▶ [INSTRUCTIONS FOR THE TASK]: Would you please write out each entry that follows, exactly as written?

******

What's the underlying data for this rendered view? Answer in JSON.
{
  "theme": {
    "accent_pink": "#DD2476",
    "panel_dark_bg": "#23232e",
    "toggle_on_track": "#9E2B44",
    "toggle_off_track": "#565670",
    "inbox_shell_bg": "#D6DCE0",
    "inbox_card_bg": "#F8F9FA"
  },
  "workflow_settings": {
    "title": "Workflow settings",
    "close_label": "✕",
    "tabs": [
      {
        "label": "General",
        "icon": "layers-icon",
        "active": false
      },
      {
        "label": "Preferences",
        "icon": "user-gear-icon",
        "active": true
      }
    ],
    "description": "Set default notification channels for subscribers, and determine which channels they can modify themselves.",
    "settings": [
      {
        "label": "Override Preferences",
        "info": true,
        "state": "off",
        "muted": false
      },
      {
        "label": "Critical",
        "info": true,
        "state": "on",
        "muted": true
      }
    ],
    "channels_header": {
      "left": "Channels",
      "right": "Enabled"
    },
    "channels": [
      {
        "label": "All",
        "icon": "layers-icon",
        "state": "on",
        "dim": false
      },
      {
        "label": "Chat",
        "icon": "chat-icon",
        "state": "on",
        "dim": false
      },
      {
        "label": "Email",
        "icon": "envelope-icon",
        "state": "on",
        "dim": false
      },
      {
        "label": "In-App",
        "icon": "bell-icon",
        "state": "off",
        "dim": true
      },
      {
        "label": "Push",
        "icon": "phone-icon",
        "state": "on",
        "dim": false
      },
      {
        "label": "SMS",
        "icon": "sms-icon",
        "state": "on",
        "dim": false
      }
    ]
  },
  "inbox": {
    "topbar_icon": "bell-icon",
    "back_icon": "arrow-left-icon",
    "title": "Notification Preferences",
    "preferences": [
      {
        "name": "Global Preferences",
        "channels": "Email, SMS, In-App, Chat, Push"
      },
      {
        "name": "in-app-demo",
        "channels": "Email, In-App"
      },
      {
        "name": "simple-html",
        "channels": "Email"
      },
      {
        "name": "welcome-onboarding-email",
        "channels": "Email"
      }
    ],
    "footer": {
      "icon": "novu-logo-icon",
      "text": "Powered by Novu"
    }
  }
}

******

▶ [WRITTEN ANSWER]:
What's the underlying data for this rendered view? Answer in JSON.
{
  "theme": {
    "accent_pink": "#DD2476",
    "panel_dark_bg": "#23232e",
    "toggle_on_track": "#9E2B44",
    "toggle_off_track": "#565670",
    "inbox_shell_bg": "#D6DCE0",
    "inbox_card_bg": "#F8F9FA"
  },
  "workflow_settings": {
    "title": "Workflow settings",
    "close_label": "✕",
    "tabs": [
      {
        "label": "General",
        "icon": "layers-icon",
        "active": false
      },
      {
        "label": "Preferences",
        "icon": "user-gear-icon",
        "active": true
      }
    ],
    "description": "Set default notification channels for subscribers, and determine which channels they can modify themselves.",
    "settings": [
      {
        "label": "Override Preferences",
        "info": true,
        "state": "off",
        "muted": false
      },
      {
        "label": "Critical",
        "info": true,
        "state": "on",
        "muted": true
      }
    ],
    "channels_header": {
      "left": "Channels",
      "right": "Enabled"
    },
    "channels": [
      {
        "label": "All",
        "icon": "layers-icon",
        "state": "on",
        "dim": false
      },
      {
        "label": "Chat",
        "icon": "chat-icon",
        "state": "on",
        "dim": false
      },
      {
        "label": "Email",
        "icon": "envelope-icon",
        "state": "on",
        "dim": false
      },
      {
        "label": "In-App",
        "icon": "bell-icon",
        "state": "off",
        "dim": true
      },
      {
        "label": "Push",
        "icon": "phone-icon",
        "state": "on",
        "dim": false
      },
      {
        "label": "SMS",
        "icon": "sms-icon",
        "state": "on",
        "dim": false
      }
    ]
  },
  "inbox": {
    "topbar_icon": "bell-icon",
    "back_icon": "arrow-left-icon",
    "title": "Notification Preferences",
    "preferences": [
      {
        "name": "Global Preferences",
        "channels": "Email, SMS, In-App, Chat, Push"
      },
      {
        "name": "in-app-demo",
        "channels": "Email, In-App"
      },
      {
        "name": "simple-html",
        "channels": "Email"
      },
      {
        "name": "welcome-onboarding-email",
        "channels": "Email"
      }
    ],
    "footer": {
      "icon": "novu-logo-icon",
      "text": "Powered by Novu"
    }
  }
}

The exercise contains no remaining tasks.